Serious discussion took place on why and how representative democracy is designed to ensure the domination of the most powerful economic interests over the rest of society. In India, as well as in other advance capitalist countries like US and Britain, it has been proven again and again that governments act on behalf of the biggest corporate houses, whether within the country, or in international relations. When the leaders of US, Britain, France or Russia have discussions with our Prime Minister, they come as salesman for their biggest monopolies. Similarly when our government negotiates with others, it represents the interests of Indian monopolies. This is not a coincidence. The political system and process in all these countries ensures that only governments representing the biggest monopolies can get elected.
After vigorous discussion, it was unanimously agreed that people cannot set the agenda or be decision makers in representative democracy. No amount of reforms of this representative democracy, as suggested by the EC or the Law Ministry is going to ensure this. Only direct democracy can ensure that people become decision makers and control the political system, process and institutions.
Participants pointed out that in representative democracy the first and last involvement of people in the political process was the vote. Having cast his vote, the voter has no control over the representative. The political parties and coalitions that came to power in the party system of governance act as gatekeepers to keep people away from power, while ensuring that the dictate of the monopolies is obeyed.
Participants elaborated on the alternative of direct democracy, whose nascent experiments have already been carried out in different parts of the country. The essential features of direct democracy are that the right to select candidates must belong to the electorate, not to political parties. Political parties or coalitions cannot come to power, and there will be no separate ruling party and opposition party. All those elected must together govern. Those elected must render periodic accounts to the electorate. There must be a mechanism for recalling those felt unfit by the electorate. The electorate must have the right to initiate legislation. All these proposals came from the concrete experience of activists from different parts of the country through their participation in the present political process and their experiments to innovate the process of direct democracy.
Participants emphasized that they are not against political parties. Political parties have an important role in organizing the working class and oppressed people and making them conscious of their rights.

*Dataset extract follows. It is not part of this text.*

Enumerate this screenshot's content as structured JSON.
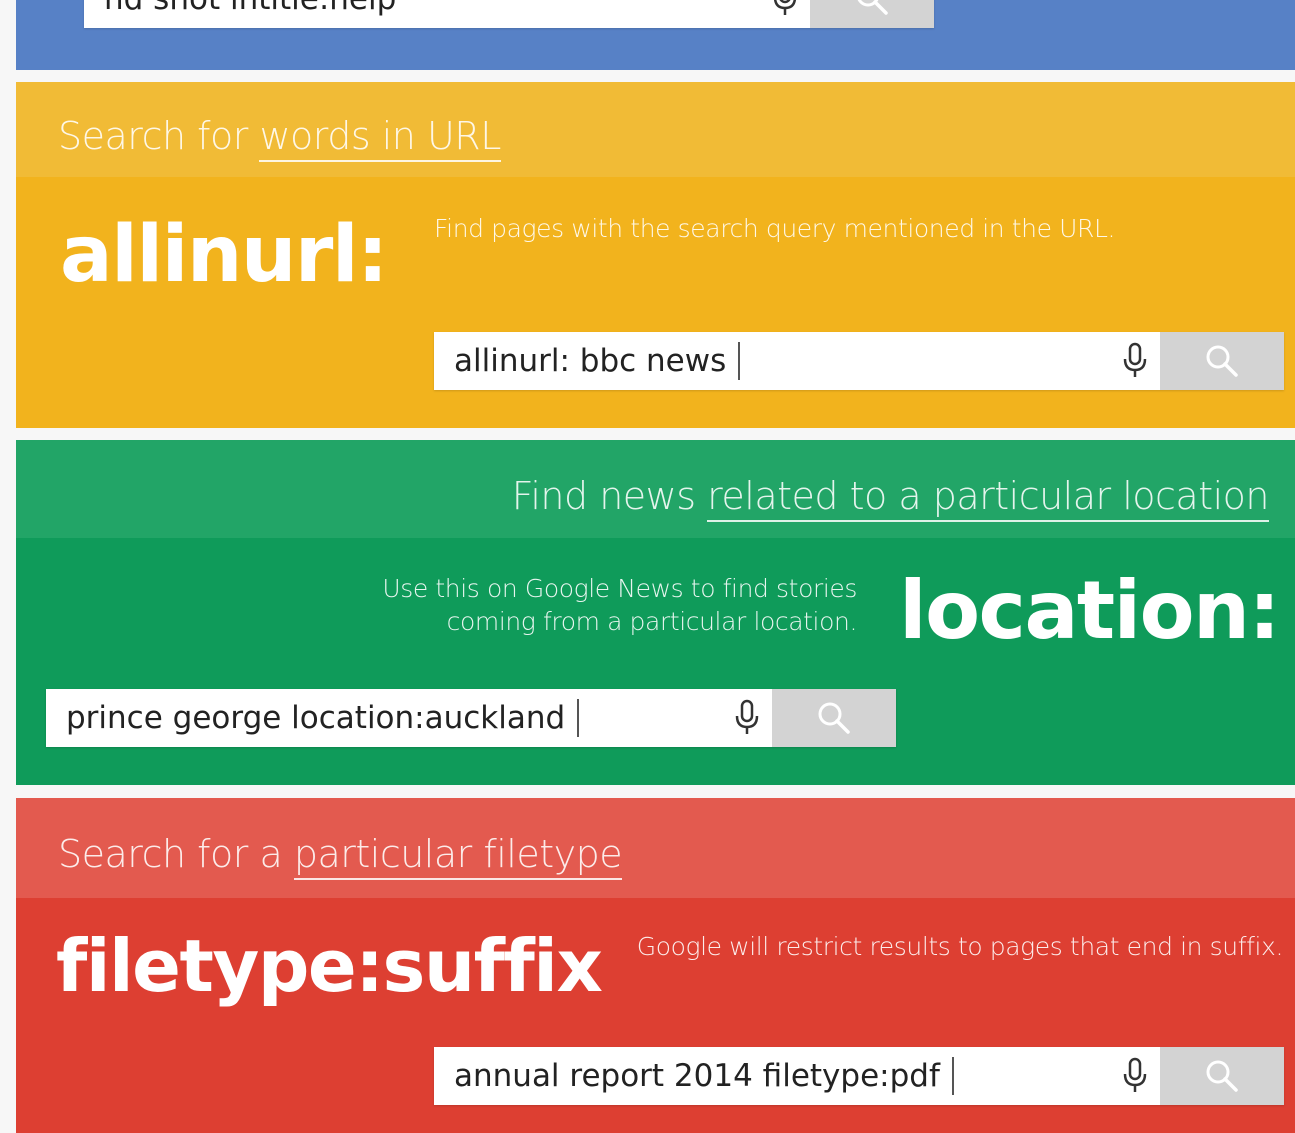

The Consultation concluded in a spirited and optimistic atmosphere, in which activists from diverse backgrounds came to similar conclusions based on their own experiences. It was resolved to organize similar consultations in other regions of the country. It was also resolved to develop the discussion on direct democracy further. Issues such as who should have the right to write the constitution and amend it, who should select/elect the judiciary and other institutions, need to be further discussed. It was felt that there is particular need to discuss what kind of constitution India needs in order to ensure that the system and processes and institutions are under the control of people, and their rights are guaranteed through enforceable mechanisms.

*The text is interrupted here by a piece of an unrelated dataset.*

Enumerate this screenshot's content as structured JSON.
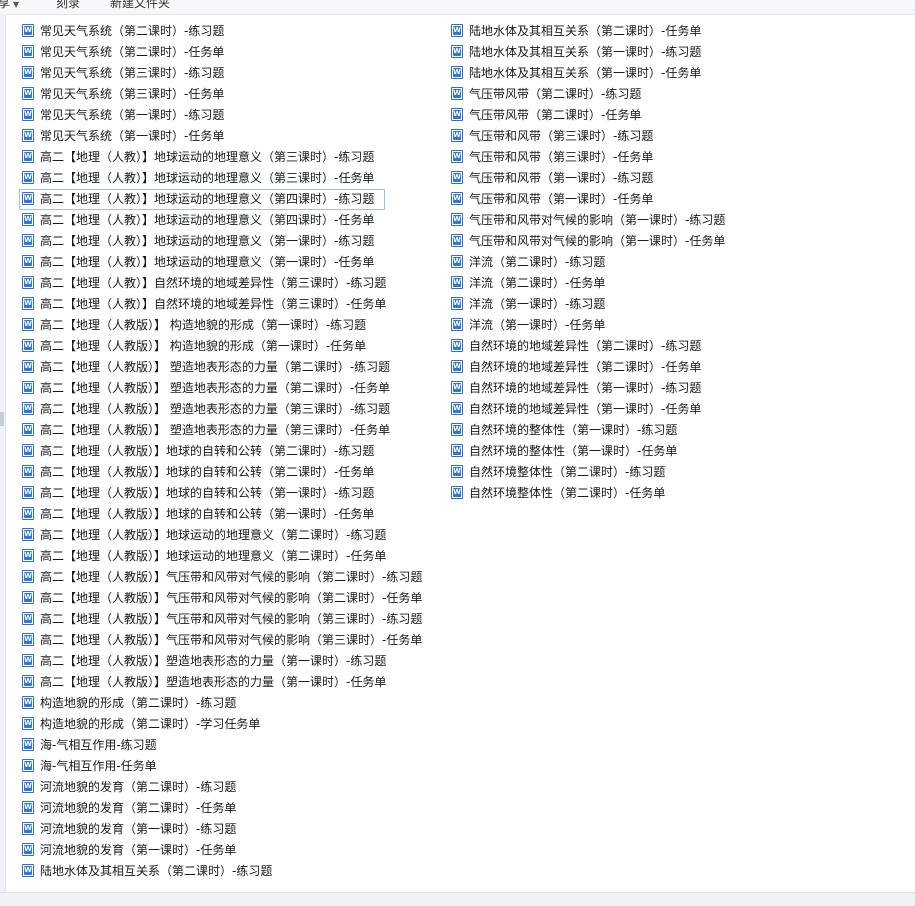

MEL considers this consultation a very important step in the movement for a new political system and process that will actually empower the workers, peasants and other toiling masses to become the masters of their destiny.